Updated 2014-07-01 09:22:04 by dbohdan

Richard Suchenwirth 2004-11-18 - Checking conditions is a frequent operation in coding. Absolutely intolerable conditions can just throw an error:
   if {$temperature > 100} {error "ouch... too hot!"}

Where the error occurred is evident from ::errorInfo, which will look a bit clearer (no mention of the error command) if you code
   if {$temperature > 100} {return -code error "ouch... too hot!"}   

If you don't need hand-crafted error messages, you can factor such checks out to an assert command:
 proc assert condition {
    if {![uplevel 1 expr $condition]} {
        return -code error "assertion failed: $condition"

Use cases look like this:
   assert {$temperature <= 100}

Note that the condition is reverted - as "assert" means roughly "take for granted", the positive case is specified, and the error is raised if it is not satisfied.

Tests for internal conditions (that do not depend on external data) can be used during development, and when the coder is sure they are bullet-proof to always succeed, (s)he can turn them off centrally in one place by defining
 proc assert args {}

This way, assertions are compiled to no bytecode at all, and can remain in the source code as a kind of documentation.

If assertions are tested, it only happens at the position where they stand in the code. Using a trace, it is also possible to specify a condition once, and have it tested whenever a variable's value changes:
 proc assertt {varName condition} {
    uplevel 1 [list trace var $varName w "assert $condition ;#"]

The ";#" at the end of the trace causes the additional arguments name element op, that are appended to the command prefix when a trace fires, to be ignored as a comment.

 % assertt list {[llength $list]<10}
 % set list {1 2 3 4 5 6 7 8}
 1 2 3 4 5 6 7 8
 % lappend list 9 10
 can't set "list": assertion failed: 10<10

The error message isn't as clear as could be, because the [llength $list] is already substituted in it. But I couldn't find an easy solution to that quirk in this breakfast fun project - backslashing the $condition in the assertt code sure didn't help. Better ideas welcome.

In any case, these few lines of code give us a kind of bounds checking - the size of Tcl's data structures is in principle only bounded by the available virtual memory, but runaway loops may be harder to debug, compared to a few assertt calls for suspicious variables:
 assertt aString {[string length $aString]<1024}

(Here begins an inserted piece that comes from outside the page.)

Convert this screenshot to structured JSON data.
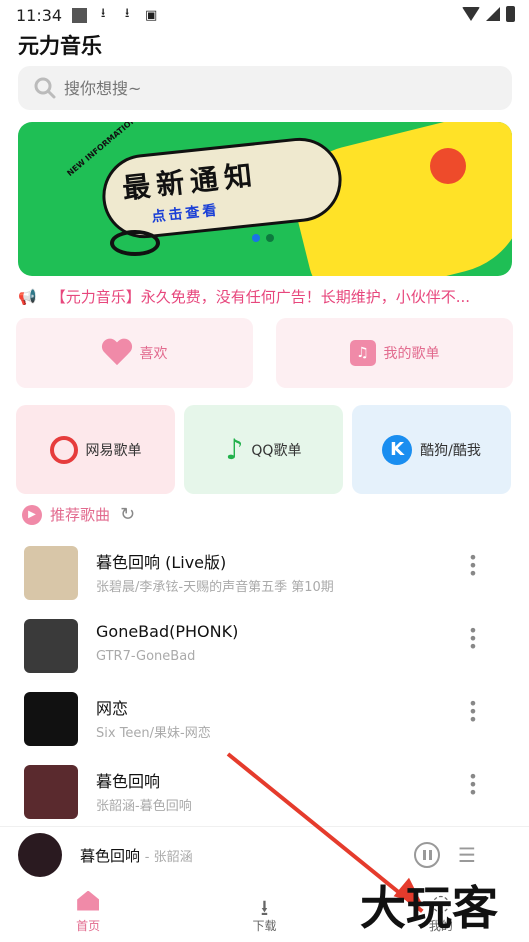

 assertt anArray {[array size anArray] < 1024*1024}

FPX notes that assert(), in the C and C++ programming languages, is a debugging aid during development. Assertions are usually disabled in production code. When the NDEBUG preprocessor symbol is defined, assertions are not evaluated.

Tcllib's control::assert is similar, in that assertions can be enabled and disabled.

In that light, assertions should only be used for "sanity checks," to validate the developer's logic and algorithms under development. Error conditions that might reasonably occur at runtime, such as the failure to open a file, or the aforementioned example of excessive ambient temperature, should be handled by a regular error.

NEM There is a good quote about assertions that I can't find now. It is something to the effect of "If I use a safety net (assertions) during debug, when nothing depends on the code, why would I then remove this safety net in production code, where the cost of errors are much much greater?" The idea being that asserts are meant to catch critical logic errors in code, and so you definitely do want to catch these in production code as quickly as possible. Removing assertions from production code is a performance optimisation, which should only be done if you are sure you have eliminated all bugs (i.e. never). Unless you are putting asserts into the middle of performance-critical loops, then there is really little performance hit from leaving them enabled.

[EPSJ] Some assertions can transform O(log(n)) algorithms in O(n) or worse. In those cases removing assertions is production runs is not only an optimisation. This is particularly true when you check a data structure consistency at the beginning and/or end of procedures. Assertions are important to catch bugs in complex data structures, but need to be bypassed after validation.

Sarnold I usually bind assertions with custom errors, this way:
proc assert {cond {msg "assertion failed"}} {
    if {![uplevel 1 expr $cond]} {error $msg}

# example
assert {$argv==1} "usage : myscript.tcl filename"

Then I can manage error strings from a error (catch) handler that adds further information for the user. However, it is more of sugar for error-handling and these assertions are not meant to be disabled for production code.

Tcllib has a control::assert with more bells and whistles.

See also